The research was conducted by the University of South Australia between September 2020 and June 2021, and was co-funded by the Department of Infrastructure, Transport, Regional Development and Communications in partnership with the iMOVE Co-operative Research Centre.
The report finds that work-from-home uptake grew strongly during the pandemic, with 30 per cent working remotely most days, up from 2 to 8 per cent pre-pandemic. Working from home is more prevalent in white-collar occupations and in large firms than in blue-collar occupations or small firms.
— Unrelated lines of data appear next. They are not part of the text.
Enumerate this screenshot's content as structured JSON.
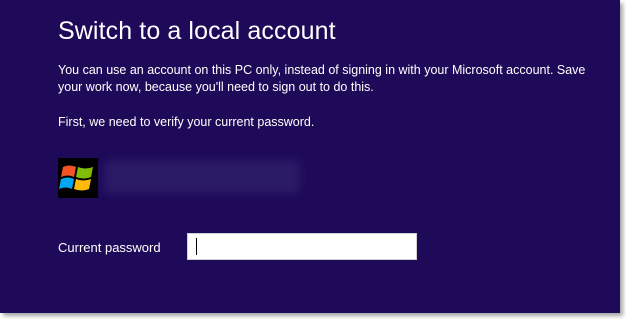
{
  "dialog": {
    "title": "Switch to a local account",
    "description": "You can use an account on this PC only, instead of signing in with your Microsoft account. Save your work now, because you'll need to sign out to do this.",
    "verify_prompt": "First, we need to verify your current password."
  },
  "account": {
    "avatar_icon": "windows-logo-icon"
  },
  "password": {
    "label": "Current password",
    "value": ""
  },
  "colors": {
    "background": "#1e0a58",
    "text": "#ffffff",
    "input_bg": "#ffffff"
  }
}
Work-from-home uptake was 5 to 7 per cent higher in the three largest capital cities (Sydney, Melbourne and Brisbane) than in smaller cities. The Central Business District (CBDs) of the five major capital cities had uptake that was 10 to 30 per cent higher than non-CBD areas.
The report also found that working from home can reduce weekday commute travel by car and public transport by 12-17 per cent and 22-31 per cent respectively.